So, if the type of social code-acquisition that takes place in unfriendly schoolyards is so darned important, why are homeschooled kids "happier, better adjusted and more sociable" than children attending institutional schools? The overriding goal of these rules of etiquette is to help people avoid giving offense to others, yet homeschoolers seem to disregard them with impunity--transcend them, really. What gives?
I personally believe that the secret of homeschooled kids' success is simple: they sincerely value other people more than the average institutionally-schooled child does. At least three factors encourage this heightened respect for others.
First, there's the civilizing influence of near-constant parental presence. By this I do not mean that homeschooled kids treat each other with respect because of the immediate threat of Mom's disciplinary action during playtime. I mean that homeschooling parents can take advantage of opportunities to transmit core values like the Golden Rule all day long, so their kids are more likely to have internalized such respectful principles by the time they show up at the park.
Second, homeschooled kids treat others well because they see the value of expanding their circle of friends. When a kid shares captivity with thirty classmates on a daily basis, she may consider everyone outside her immediate clique of four or five girls to be expendable. But given homeschoolers' more limited pool of potential playmates, they know it would be foolish for them to discard a potential best friend on the basis of a few years' age difference, body size and/or weight, hairstyle, or other irrelevancies.
Rather than being "disadvantaged by a lack of peers," I believe that homeschoolers' "lack of peers" is precisely the reason they tend to be "more sociable" than other kids.
And third, since they do not have a continuous audience of peers telling them with whom they may associate, if they wish to avoid teasing and ostracism, homeschoolers' one-on-one friendships can be a more private matter...more personal, more honest, more heartfelt. If a homeschooled kid strikes up a conversation with a girl after ballet class, it's none of her Girl Scout friends' business; the new friendship exists in its own universe, on its own terms. A homeschooler can develop her own criteria for what kind of person makes an attractive friend.

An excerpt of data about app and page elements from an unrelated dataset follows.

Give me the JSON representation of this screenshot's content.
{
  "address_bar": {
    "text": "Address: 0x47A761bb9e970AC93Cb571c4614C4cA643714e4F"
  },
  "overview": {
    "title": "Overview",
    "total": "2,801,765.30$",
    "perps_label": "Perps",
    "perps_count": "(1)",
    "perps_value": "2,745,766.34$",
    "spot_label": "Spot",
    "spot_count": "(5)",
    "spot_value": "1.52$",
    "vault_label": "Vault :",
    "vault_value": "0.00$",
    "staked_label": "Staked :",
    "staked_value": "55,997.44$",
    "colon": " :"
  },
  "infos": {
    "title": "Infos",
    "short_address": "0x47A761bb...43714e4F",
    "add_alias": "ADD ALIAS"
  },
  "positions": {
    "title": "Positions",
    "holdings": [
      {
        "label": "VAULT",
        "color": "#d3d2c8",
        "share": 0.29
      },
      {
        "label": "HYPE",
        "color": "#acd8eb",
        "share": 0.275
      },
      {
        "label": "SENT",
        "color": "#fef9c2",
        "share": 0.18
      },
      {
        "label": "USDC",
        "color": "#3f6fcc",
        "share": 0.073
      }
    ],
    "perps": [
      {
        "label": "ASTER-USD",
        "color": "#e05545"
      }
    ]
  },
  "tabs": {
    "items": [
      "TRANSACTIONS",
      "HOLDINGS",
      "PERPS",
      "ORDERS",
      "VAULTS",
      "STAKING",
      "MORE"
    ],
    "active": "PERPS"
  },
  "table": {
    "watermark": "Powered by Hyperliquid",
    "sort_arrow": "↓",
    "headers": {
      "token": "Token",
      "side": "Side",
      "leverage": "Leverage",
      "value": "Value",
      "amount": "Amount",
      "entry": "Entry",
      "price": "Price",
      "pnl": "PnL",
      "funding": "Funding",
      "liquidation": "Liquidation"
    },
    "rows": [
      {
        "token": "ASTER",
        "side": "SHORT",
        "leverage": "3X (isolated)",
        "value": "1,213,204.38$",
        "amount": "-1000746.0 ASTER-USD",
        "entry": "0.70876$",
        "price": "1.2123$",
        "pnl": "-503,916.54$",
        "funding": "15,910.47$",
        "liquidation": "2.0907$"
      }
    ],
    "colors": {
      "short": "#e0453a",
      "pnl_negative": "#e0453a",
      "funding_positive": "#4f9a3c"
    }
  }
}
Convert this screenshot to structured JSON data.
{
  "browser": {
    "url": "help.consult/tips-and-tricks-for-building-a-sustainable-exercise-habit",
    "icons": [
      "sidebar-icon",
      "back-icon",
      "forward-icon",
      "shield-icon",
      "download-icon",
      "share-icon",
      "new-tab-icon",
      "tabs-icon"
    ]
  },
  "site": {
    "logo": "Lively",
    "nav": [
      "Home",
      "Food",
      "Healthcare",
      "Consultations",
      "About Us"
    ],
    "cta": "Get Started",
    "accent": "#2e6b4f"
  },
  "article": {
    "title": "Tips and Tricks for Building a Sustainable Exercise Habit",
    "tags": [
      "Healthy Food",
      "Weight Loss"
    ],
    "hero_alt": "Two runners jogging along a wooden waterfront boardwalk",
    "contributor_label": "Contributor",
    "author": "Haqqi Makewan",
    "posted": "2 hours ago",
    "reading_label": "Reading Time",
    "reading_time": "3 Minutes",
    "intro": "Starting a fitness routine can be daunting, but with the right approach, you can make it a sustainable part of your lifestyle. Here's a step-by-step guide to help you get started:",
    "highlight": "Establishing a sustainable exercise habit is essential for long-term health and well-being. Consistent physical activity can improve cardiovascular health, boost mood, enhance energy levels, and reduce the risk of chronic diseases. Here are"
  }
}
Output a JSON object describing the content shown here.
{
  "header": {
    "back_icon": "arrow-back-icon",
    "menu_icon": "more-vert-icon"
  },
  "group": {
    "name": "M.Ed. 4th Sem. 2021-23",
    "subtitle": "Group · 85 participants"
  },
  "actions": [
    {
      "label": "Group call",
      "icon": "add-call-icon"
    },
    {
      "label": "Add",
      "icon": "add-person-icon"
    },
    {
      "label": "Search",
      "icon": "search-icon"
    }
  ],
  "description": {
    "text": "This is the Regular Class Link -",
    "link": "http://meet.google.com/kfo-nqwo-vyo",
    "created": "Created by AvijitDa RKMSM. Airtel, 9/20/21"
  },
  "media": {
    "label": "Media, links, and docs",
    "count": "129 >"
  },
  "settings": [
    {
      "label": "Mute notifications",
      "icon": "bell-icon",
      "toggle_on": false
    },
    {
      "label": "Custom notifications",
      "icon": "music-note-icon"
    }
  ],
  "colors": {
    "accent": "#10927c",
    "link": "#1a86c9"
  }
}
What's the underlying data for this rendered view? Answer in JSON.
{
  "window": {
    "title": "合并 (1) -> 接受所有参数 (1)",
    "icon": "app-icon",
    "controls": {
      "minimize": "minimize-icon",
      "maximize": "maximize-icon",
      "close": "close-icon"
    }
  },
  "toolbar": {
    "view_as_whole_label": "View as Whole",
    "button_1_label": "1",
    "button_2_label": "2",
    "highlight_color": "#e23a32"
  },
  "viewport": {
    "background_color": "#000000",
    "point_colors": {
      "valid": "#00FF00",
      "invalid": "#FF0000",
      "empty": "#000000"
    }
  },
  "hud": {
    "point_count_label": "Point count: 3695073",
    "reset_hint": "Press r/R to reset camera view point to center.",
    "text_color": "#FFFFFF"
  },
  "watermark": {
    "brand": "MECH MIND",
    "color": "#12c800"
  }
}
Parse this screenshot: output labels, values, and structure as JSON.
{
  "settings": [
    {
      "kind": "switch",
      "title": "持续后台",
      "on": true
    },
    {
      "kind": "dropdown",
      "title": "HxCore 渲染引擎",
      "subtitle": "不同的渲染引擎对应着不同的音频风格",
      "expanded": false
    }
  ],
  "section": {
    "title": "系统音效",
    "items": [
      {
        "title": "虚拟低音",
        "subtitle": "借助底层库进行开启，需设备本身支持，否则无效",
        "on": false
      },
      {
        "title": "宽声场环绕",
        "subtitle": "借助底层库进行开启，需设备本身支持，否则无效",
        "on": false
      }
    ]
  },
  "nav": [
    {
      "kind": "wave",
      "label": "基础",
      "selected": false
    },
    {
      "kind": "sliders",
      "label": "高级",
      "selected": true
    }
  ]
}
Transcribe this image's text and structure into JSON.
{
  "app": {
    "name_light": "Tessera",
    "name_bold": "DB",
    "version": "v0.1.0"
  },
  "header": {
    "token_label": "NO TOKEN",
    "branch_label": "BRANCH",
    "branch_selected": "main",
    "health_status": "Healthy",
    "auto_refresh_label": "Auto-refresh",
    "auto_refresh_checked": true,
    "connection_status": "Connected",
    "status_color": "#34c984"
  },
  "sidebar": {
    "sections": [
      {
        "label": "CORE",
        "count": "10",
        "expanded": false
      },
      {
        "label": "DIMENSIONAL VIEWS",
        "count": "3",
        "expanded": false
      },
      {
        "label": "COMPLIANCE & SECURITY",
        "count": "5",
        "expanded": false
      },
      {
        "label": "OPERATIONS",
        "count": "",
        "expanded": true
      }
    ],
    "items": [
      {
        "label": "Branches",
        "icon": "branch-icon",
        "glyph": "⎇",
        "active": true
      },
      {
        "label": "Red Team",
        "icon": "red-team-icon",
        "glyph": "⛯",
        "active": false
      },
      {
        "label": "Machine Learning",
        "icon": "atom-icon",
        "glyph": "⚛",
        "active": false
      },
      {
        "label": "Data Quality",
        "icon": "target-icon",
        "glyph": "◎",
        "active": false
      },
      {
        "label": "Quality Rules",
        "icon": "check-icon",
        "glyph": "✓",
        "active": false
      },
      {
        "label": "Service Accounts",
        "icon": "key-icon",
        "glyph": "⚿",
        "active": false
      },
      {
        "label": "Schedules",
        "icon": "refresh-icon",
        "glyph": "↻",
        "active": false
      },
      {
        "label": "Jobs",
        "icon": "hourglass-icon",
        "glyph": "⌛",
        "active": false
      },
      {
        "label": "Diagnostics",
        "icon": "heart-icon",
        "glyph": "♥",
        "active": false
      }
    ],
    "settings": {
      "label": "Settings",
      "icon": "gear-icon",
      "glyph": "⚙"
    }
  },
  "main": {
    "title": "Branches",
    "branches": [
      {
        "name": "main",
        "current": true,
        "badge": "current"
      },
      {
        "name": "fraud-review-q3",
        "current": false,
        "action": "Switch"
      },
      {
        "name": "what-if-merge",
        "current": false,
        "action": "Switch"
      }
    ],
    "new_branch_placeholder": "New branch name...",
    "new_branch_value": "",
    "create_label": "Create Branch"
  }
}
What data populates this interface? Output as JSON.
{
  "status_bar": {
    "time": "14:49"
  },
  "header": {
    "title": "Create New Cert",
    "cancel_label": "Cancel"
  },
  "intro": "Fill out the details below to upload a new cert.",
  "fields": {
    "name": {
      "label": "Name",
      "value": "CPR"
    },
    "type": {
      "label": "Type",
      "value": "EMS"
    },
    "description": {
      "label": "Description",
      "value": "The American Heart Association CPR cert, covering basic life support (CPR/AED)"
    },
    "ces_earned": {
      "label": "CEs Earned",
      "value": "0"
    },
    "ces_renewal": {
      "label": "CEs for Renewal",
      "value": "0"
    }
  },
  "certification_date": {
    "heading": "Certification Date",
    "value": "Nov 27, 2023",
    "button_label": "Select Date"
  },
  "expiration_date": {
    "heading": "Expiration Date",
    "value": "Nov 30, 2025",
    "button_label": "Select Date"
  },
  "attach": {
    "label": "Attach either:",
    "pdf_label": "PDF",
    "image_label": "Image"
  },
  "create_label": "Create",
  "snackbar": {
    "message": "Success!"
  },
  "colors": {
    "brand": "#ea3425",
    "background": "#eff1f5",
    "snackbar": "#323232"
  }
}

(It suddenly occurs to me that I have yet to see homeschooled preteens engaged in public displays of affection for the opposite sex, although I frequently witness such displays as I drive past the local junior high and high school. Do the French-kissers really love each other so intensely that they are blind to the crowds of their classmates and teachers flowing around them? No, it's far more likely that the "passionate" couple has merely staged the whole disgusting episode--actually, the whole disgusting relationship--for the benefit of the largest possible audience. Their behavior is the equivalent of screaming, "Look at me, everybody, I've got a boyfriend/girlfriend! Lookee, lookee, lookee!")
Anyway, back to the concept of genuinely valuing others.
Most of the social codes outlined by Dr. Frankel have at their basis in avoidance; if you violate these rules, you may end up offending someone, with dire social consequences. But if homeschoolers simply practice respect for others, that's much more proactive and positive. It's also more practical than memorizing a bunch of rules for various situations. Respect is always appropriate, and always appreciated.
Contact the author:
Julie Ann Sih
as posted on CaliforniaHS
Updated October 30, 2008